[Start of Attachment]

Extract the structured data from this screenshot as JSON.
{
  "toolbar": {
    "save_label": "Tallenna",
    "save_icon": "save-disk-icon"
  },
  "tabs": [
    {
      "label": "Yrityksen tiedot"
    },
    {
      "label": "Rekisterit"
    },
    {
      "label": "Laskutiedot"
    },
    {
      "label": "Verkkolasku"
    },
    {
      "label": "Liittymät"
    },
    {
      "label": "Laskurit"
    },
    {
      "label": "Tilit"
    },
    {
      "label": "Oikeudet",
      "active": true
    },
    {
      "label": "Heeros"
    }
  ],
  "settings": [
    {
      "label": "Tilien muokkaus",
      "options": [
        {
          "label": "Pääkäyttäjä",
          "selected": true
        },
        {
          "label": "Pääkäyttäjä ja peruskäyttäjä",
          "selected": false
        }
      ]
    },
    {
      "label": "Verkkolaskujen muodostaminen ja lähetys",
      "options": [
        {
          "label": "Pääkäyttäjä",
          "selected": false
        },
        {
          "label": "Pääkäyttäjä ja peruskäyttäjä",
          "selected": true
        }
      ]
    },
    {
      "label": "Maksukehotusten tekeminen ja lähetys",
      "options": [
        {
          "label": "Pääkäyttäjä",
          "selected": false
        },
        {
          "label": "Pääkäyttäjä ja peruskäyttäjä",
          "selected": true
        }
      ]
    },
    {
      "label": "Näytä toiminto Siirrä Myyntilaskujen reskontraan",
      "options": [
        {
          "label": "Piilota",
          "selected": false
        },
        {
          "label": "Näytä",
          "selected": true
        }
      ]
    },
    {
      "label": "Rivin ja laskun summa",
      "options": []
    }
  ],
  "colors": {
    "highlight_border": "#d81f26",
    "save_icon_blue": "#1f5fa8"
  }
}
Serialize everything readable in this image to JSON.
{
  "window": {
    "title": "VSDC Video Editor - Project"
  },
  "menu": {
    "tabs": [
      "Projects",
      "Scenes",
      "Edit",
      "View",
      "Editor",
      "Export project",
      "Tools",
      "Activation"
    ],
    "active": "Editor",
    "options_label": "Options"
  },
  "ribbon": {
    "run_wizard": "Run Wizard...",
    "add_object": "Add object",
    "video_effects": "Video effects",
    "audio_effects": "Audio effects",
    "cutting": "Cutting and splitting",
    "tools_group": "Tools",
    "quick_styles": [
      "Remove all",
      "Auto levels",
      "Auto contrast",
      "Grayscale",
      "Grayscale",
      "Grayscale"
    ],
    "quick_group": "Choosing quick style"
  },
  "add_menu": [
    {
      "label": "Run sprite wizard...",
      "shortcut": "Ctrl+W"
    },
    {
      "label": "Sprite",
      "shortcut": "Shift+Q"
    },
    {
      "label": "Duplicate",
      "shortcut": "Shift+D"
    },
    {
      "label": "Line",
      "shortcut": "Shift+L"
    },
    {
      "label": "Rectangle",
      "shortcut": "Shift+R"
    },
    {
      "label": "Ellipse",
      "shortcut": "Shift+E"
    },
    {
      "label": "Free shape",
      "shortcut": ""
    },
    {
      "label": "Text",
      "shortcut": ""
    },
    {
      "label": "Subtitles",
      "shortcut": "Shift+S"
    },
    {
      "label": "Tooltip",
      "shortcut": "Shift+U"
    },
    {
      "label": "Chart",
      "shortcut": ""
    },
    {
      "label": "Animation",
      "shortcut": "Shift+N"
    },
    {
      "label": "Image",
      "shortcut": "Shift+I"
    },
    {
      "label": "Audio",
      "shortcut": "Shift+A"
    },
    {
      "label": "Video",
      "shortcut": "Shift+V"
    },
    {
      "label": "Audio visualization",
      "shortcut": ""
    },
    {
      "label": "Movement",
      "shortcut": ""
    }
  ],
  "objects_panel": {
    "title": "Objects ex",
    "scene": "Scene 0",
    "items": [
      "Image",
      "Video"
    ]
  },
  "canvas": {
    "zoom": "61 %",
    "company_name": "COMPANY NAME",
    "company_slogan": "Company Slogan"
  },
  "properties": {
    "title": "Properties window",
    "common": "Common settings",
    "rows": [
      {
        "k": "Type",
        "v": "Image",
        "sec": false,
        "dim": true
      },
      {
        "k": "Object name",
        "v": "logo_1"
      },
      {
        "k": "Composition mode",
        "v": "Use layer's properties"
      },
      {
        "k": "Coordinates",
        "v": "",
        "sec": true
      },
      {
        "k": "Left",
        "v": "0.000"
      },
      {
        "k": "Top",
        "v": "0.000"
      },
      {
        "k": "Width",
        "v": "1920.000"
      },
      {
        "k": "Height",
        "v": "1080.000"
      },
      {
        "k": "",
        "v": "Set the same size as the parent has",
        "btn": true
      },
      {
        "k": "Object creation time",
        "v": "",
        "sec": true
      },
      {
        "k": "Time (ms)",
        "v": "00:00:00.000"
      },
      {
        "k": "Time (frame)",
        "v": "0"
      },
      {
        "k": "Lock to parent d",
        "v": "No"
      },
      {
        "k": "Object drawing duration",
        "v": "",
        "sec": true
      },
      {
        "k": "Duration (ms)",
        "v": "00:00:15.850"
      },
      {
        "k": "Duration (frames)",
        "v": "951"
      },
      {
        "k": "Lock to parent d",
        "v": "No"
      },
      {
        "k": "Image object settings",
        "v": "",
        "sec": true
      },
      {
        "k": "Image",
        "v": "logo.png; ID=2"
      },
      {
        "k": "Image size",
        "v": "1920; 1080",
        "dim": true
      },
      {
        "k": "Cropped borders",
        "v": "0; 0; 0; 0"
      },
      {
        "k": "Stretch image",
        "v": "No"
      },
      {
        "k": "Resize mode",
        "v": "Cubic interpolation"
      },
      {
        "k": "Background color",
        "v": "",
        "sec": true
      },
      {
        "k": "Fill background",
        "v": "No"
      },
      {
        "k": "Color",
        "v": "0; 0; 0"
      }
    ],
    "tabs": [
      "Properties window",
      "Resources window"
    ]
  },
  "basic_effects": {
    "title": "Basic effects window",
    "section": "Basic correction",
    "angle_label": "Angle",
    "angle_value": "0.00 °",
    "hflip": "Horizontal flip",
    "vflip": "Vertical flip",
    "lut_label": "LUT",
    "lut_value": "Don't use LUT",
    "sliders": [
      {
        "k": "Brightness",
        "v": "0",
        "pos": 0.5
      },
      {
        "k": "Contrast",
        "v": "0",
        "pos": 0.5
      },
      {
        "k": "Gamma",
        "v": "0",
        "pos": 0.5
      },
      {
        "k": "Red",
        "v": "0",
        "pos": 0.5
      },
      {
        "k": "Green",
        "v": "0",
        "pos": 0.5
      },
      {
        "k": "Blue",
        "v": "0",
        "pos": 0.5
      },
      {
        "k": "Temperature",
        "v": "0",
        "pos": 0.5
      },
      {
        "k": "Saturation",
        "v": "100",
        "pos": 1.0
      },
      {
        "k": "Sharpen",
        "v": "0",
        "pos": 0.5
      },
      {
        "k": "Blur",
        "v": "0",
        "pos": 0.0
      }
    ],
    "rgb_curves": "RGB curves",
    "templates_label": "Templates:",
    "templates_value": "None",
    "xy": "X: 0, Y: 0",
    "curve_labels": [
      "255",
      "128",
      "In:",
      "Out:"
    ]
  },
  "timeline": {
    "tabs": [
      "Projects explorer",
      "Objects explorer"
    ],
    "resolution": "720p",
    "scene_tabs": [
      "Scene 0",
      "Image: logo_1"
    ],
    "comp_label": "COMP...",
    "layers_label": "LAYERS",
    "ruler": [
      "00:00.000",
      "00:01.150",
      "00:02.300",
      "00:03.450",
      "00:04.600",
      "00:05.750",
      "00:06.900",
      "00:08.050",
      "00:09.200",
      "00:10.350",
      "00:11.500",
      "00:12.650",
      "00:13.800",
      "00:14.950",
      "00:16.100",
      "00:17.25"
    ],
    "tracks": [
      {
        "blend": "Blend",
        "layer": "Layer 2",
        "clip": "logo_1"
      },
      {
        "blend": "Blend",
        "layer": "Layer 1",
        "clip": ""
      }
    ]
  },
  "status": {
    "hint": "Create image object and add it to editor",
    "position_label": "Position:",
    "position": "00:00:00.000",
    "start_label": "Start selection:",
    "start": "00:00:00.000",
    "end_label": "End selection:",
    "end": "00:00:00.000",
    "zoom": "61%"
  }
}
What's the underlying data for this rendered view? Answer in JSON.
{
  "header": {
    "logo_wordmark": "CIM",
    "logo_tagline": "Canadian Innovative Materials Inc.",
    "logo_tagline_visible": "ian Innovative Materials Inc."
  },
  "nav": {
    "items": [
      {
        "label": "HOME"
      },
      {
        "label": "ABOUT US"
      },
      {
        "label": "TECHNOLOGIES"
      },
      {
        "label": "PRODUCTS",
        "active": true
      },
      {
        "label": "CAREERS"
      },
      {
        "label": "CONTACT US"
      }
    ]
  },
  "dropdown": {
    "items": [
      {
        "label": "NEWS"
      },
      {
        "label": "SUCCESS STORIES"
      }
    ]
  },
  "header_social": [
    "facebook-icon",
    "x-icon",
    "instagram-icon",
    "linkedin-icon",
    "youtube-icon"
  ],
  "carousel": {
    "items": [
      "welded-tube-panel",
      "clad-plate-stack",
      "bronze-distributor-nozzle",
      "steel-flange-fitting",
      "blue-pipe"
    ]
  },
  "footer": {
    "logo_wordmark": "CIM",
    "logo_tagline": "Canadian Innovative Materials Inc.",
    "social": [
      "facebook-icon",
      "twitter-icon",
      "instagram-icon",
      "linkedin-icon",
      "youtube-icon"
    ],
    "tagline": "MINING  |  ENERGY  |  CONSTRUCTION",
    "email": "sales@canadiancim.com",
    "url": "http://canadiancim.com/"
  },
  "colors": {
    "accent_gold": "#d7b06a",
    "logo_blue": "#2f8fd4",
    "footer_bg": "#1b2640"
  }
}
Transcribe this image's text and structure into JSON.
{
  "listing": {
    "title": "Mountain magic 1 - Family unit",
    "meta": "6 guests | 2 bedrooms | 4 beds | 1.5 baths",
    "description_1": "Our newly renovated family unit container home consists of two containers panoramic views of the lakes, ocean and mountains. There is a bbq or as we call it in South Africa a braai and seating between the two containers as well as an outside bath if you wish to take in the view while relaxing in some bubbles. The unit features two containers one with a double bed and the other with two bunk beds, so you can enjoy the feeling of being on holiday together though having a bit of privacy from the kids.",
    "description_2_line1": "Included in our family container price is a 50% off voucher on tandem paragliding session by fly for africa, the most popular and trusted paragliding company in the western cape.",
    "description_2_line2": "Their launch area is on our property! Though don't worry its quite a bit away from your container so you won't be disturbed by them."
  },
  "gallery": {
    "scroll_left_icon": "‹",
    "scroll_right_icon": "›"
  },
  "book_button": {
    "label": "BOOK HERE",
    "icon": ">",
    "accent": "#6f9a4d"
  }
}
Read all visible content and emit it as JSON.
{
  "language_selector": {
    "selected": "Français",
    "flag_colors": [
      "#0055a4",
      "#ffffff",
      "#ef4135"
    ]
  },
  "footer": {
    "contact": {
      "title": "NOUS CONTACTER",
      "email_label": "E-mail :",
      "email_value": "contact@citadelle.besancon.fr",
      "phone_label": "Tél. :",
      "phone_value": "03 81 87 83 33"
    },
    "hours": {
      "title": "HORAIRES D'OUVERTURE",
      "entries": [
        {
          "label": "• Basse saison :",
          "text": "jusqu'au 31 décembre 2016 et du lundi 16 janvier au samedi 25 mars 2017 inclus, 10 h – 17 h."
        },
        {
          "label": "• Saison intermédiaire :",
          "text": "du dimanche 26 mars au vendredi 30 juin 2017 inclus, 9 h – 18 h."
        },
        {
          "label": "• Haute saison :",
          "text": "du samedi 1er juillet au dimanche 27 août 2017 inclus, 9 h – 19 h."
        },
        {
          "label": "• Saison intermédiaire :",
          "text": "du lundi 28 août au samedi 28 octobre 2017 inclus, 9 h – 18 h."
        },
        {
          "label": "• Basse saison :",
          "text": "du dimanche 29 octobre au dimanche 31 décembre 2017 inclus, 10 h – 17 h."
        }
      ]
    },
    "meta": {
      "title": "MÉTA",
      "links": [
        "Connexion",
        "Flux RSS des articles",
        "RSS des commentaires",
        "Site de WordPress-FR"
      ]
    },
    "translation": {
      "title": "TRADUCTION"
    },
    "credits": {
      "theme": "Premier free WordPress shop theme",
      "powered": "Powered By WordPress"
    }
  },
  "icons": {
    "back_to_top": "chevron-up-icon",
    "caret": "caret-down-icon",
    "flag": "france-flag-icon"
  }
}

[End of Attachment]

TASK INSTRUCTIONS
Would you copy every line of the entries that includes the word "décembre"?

SOLUTION TO THE PROBLEM
          "text": "jusqu'au 31 décembre 2016 et du lundi 16 janvier au samedi 25 mars 2017 inclus, 10 h – 17 h."
          "text": "du dimanche 29 octobre au dimanche 31 décembre 2017 inclus, 10 h – 17 h."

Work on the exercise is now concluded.